● REQUIREMENT
Restate all data exactly. No images.

● SUPPLIED MATERIAL
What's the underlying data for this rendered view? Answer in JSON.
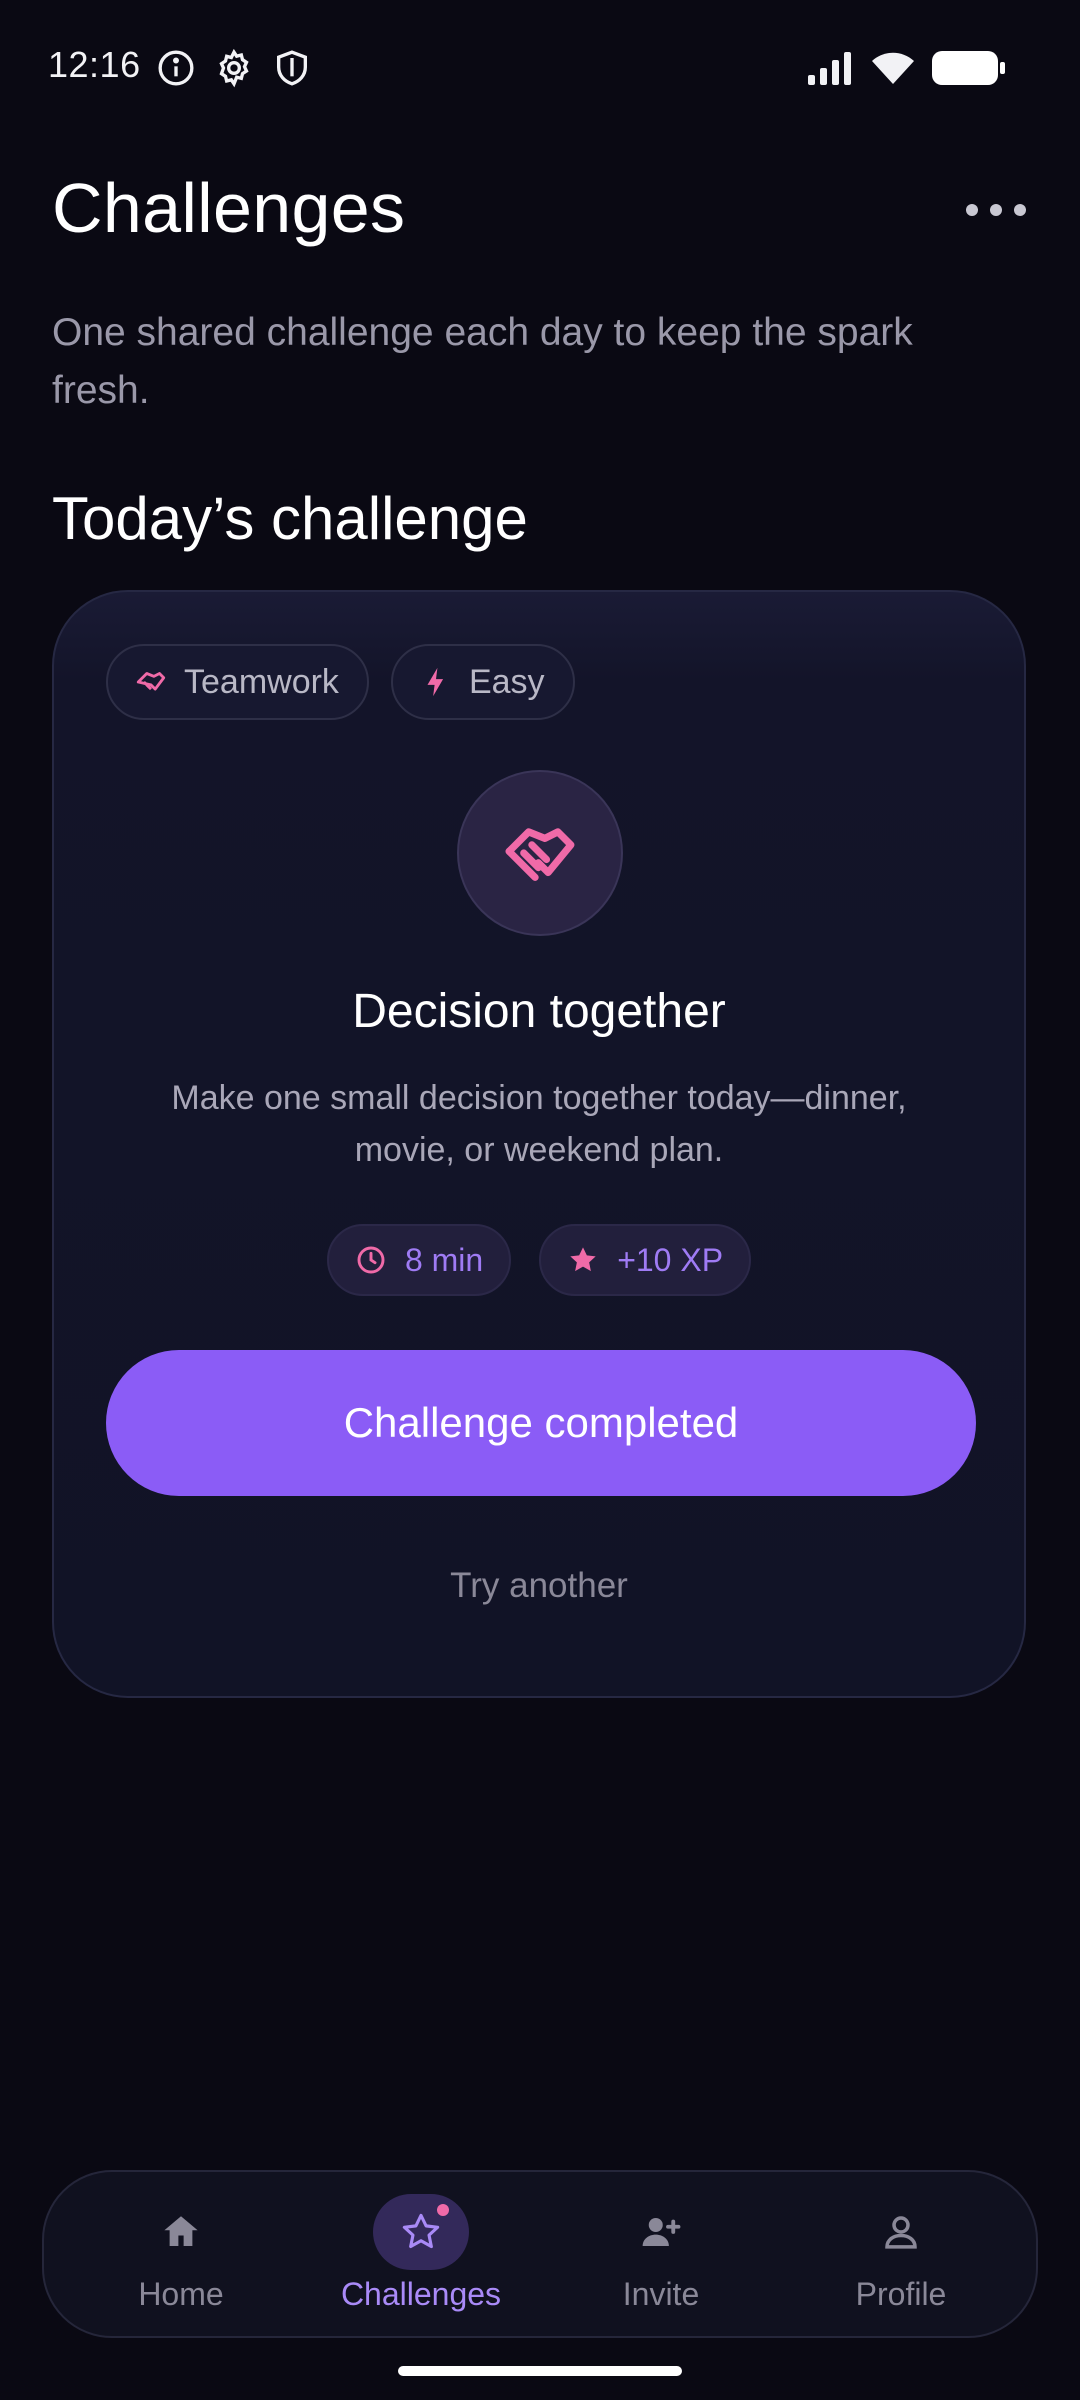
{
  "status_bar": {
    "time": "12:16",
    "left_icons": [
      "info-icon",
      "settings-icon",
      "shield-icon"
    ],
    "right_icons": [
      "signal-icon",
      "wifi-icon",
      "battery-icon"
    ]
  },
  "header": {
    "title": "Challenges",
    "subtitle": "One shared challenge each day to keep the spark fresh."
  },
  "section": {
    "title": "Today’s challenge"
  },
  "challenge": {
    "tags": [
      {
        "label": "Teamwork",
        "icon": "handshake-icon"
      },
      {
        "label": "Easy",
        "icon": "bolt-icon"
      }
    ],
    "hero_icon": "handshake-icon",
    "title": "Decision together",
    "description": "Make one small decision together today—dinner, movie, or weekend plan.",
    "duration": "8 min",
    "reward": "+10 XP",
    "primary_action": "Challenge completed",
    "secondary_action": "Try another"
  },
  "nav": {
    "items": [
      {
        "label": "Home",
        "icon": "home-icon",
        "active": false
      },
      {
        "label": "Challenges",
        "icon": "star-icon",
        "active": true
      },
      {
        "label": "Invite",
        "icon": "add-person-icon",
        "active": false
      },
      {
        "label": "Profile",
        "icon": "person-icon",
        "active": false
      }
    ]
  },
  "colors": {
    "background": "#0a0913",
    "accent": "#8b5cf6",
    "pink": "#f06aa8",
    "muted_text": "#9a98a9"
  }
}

● TASK RESPONSE
What's the underlying data for this rendered view? Answer in JSON.
{
  "status_bar": {
    "time": "12:16",
    "left_icons": [
      "info-icon",
      "settings-icon",
      "shield-icon"
    ],
    "right_icons": [
      "signal-icon",
      "wifi-icon",
      "battery-icon"
    ]
  },
  "header": {
    "title": "Challenges",
    "subtitle": "One shared challenge each day to keep the spark fresh."
  },
  "section": {
    "title": "Today’s challenge"
  },
  "challenge": {
    "tags": [
      {
        "label": "Teamwork",
        "icon": "handshake-icon"
      },
      {
        "label": "Easy",
        "icon": "bolt-icon"
      }
    ],
    "hero_icon": "handshake-icon",
    "title": "Decision together",
    "description": "Make one small decision together today—dinner, movie, or weekend plan.",
    "duration": "8 min",
    "reward": "+10 XP",
    "primary_action": "Challenge completed",
    "secondary_action": "Try another"
  },
  "nav": {
    "items": [
      {
        "label": "Home",
        "icon": "home-icon",
        "active": false
      },
      {
        "label": "Challenges",
        "icon": "star-icon",
        "active": true
      },
      {
        "label": "Invite",
        "icon": "add-person-icon",
        "active": false
      },
      {
        "label": "Profile",
        "icon": "person-icon",
        "active": false
      }
    ]
  },
  "colors": {
    "background": "#0a0913",
    "accent": "#8b5cf6",
    "pink": "#f06aa8",
    "muted_text": "#9a98a9"
  }
}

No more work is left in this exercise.